History of Air Conditioning
Many of us come home after a hot day in the sun and turn on our air conditioning units like it’s no big thing – nor should it be. Although we’re not sure how the system works, we know that when we hit the ‘on’ switch and turn the temperature down it won’t be long until we’re cooled off.
Of course, it wasn’t always like that. Air conditioning has changed the ways we live whether it be enjoying our leather recliner without sticking to making our jobs bearable. You don’t always have to keep your air-conditioner in your nightly thoughts and meditations, but it is important at least to reflect a little bit about how air conditioning changed the world as we know it. Following is an air conditioning timeline…
It may sound hard to believe, but there were forms of air conditioning even before electricity was available on a house to house basis. The U.S. Navy invented a cooling machine in 1881 that would become the foundation for the modern air-conditioner. It was an obtuse and complex machine derived to ease the pain of President James Garfield, who was suffering from a gunshot. The machine used ice to keep the air cool, and it was reported to use ½ a million pounds of ice in just two months.
Electricity = Fans

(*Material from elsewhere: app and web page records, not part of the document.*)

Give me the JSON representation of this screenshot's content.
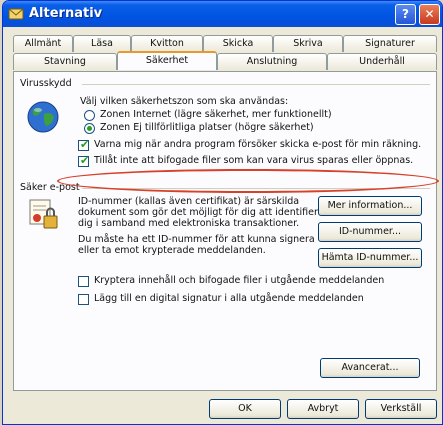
{
  "window": {
    "title": "Alternativ"
  },
  "tabs_row1": [
    "Allmänt",
    "Läsa",
    "Kvitton",
    "Skicka",
    "Skriva",
    "Signaturer"
  ],
  "tabs_row2": [
    "Stavning",
    "Säkerhet",
    "Anslutning",
    "Underhåll"
  ],
  "active_tab": "Säkerhet",
  "virus": {
    "heading": "Virusskydd",
    "zone_prompt": "Välj vilken säkerhetszon som ska användas:",
    "zone_internet": "Zonen Internet (lägre säkerhet, mer funktionellt)",
    "zone_restricted": "Zonen Ej tillförlitliga platser (högre säkerhet)",
    "selected_zone": "restricted",
    "warn_label": "Varna mig när andra program försöker skicka e-post för min räkning.",
    "warn_checked": true,
    "block_label": "Tillåt inte att bifogade filer som kan vara virus sparas eller öppnas.",
    "block_checked": true
  },
  "secure": {
    "heading": "Säker e-post",
    "desc1": [
      "ID-nummer (kallas även certifikat) är särskilda",
      "dokument som gör det möjligt för dig att identifiera",
      "dig i samband med elektroniska transaktioner."
    ],
    "desc2": [
      "Du måste ha ett ID-nummer för att kunna signera",
      "eller ta emot krypterade meddelanden."
    ],
    "btn_more": "Mer information...",
    "btn_id": "ID-nummer...",
    "btn_fetch": "Hämta ID-nummer...",
    "encrypt_label": "Kryptera innehåll och bifogade filer i utgående meddelanden",
    "encrypt_checked": false,
    "sign_label": "Lägg till en digital signatur i alla utgående meddelanden",
    "sign_checked": false
  },
  "buttons": {
    "advanced": "Avancerat...",
    "ok": "OK",
    "cancel": "Avbryt",
    "apply": "Verkställ"
  }
}
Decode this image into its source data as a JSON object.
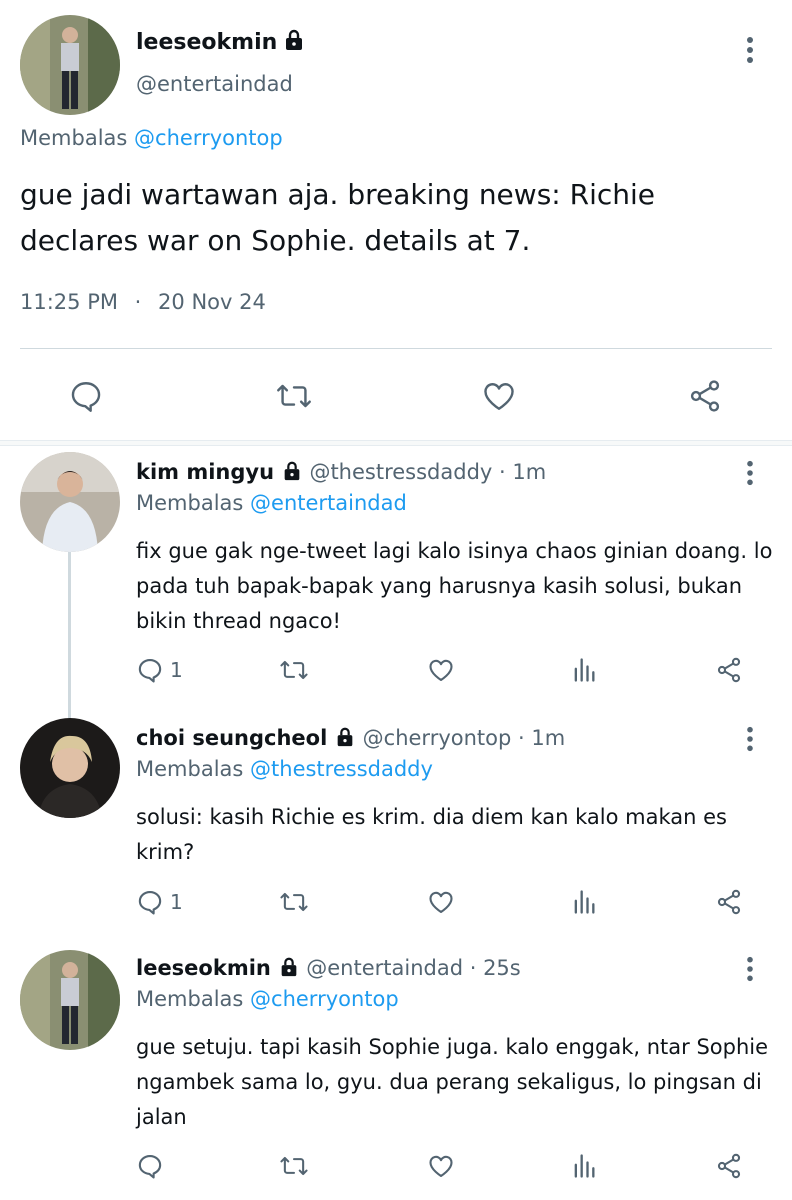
{
  "main_tweet": {
    "display_name": "leeseokmin",
    "handle": "@entertaindad",
    "reply_prefix": "Membalas",
    "reply_to": "@cherryontop",
    "text": "gue jadi wartawan aja. breaking news: Richie declares war on Sophie. details at 7.",
    "time": "11:25 PM",
    "separator": "·",
    "date": "20 Nov 24",
    "actions": [
      "reply-icon",
      "retweet-icon",
      "like-icon",
      "share-icon"
    ]
  },
  "replies": [
    {
      "display_name": "kim mingyu",
      "handle": "@thestressdaddy",
      "age": "· 1m",
      "reply_prefix": "Membalas",
      "reply_to": "@entertaindad",
      "text": "fix gue gak nge-tweet lagi kalo isinya chaos ginian doang. lo pada tuh bapak-bapak yang harusnya kasih solusi, bukan bikin thread ngaco!",
      "reply_count": "1"
    },
    {
      "display_name": "choi seungcheol",
      "handle": "@cherryontop",
      "age": "· 1m",
      "reply_prefix": "Membalas",
      "reply_to": "@thestressdaddy",
      "text": "solusi: kasih Richie es krim. dia diem kan kalo makan es krim?",
      "reply_count": "1"
    },
    {
      "display_name": "leeseokmin",
      "handle": "@entertaindad",
      "age": "· 25s",
      "reply_prefix": "Membalas",
      "reply_to": "@cherryontop",
      "text": "gue setuju. tapi kasih Sophie juga. kalo enggak, ntar Sophie ngambek sama lo, gyu. dua perang sekaligus, lo pingsan di jalan",
      "reply_count": ""
    }
  ],
  "colors": {
    "text": "#0f1419",
    "secondary": "#536471",
    "link": "#1d9bf0",
    "divider": "#cfd9de"
  }
}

In the 1900’s, electricity started to become readily available on a house-to-house basis, leading to the development and popularity of oscillating ceiling fans. Ceiling fans pushed air around in a room and kept the air significantly cooler than before. Homeowners used the same motor and design for the next 30 years.
Carrier’s First Electric A/C
Most Edmonton homeowners are familiar with the air-conditioning manufacturer Carrier, named after the basic founding father of the A/C, Willis Carrier. In 1902 Carrier developed the first electrical air cooling unit that used coils cooled by water to limit the humidity and damage to the paper in the printing plant where he worked. The convenience to people was almost a corollary benefit as the first A/C was developed strictly for industry.
Private A/C Owners
The first air-conditioned home went into effect in 1914, but it wasn’t for the common citizen. Millionaire Charles Gilbert Gates lived in a massive mansion in Minnesota and had an air-conditioner fashioned that was 6′ wide by 7′ tall by 20′ long…not exactly compact. Ironically nobody ever lived at the mansion, so it’s possible that the first air-conditioner was never even used.
Reduced Size Makes Private Ownership Feasible
Once again leading the charge in air-conditioner revolution was Willis Carrier. In the 1920’s, Carrier developed the central compressor, which reduced the size of the massive a/c and made it available for public use. The first air conditioner designed to give convenience to people debuted in 1925 at a theater in Times Square New York. The unveiling occurred on Memorial Day weekend in that year, and the theater used the blistering heat to its advantage, turning the refrigerated air into a selling point and implementing it in advertising. Other theaters around the U.S soon followed suit and in a strange way, air-conditioners helped to usher in the golden age of cinema as people flocked to the movies to stay cool.
Expanding From the Theater
It’s hard to argue that people are more comfortable and satisfied when they aren’t sweltering away in the heat. The success of citizens rushing to the movies led to department stores to install refrigerated air units so that their customers were less edgy and more comfortable while shopping. That extended to offices where a cool employee is more productive and rail cars, which could drum up business by offering a soothing and relaxing ride.
Widely Available In Homes…Rich Homes
Much of the key to the expansion and popularity of air-conditioners had to do with the commercial sect, but the common man was still years away from having a cool home. The gap from commercial to residential use shortened in 1931 when two inventors found a way to make the A/C even smaller. In addition, they tweaked the design so that it could fit in a window sill, thus becoming the first window a/c. The design went up for sale to the public in 1932 but not without a price, costing up to $50,000 which would be around $600,000 in today’s currency. As it stood people cold either own nice luxury cars or have a cooled down house.
In 1939, the unveiling of something people can’t live without today came into fruition – the car air conditioner. Of course, there were no digital readouts on dashes to adjust the temperature back then. Instead, when a passenger got too chilly, the driver would stop the car, pop the hood, and disconnect the compressor belt.
Finally, a Regular in Homes
It wasn’t until about 20 years after the invention of the first window sill air-conditioning that it really became a common appliance in most households. In 1953 American shoppers bought up 1 million air-conditioning units, due largely in part to more disposable income thanks to the end of World War II.
Central Air Reigns Supreme
The central air system that most people are accustomed to today was developed in the 1970’s. This technology involves using coils to make the air cooler and a fan to deliver this cold air through the duct work and out the vents of multiple rooms in the home. Central air is the de facto air conditioning choice in new homes with even older dwellings opting to retrofit to take advantage of the central air convenience.
The next time a warm and muggy day has you at wits end, just remember it could’ve been worse.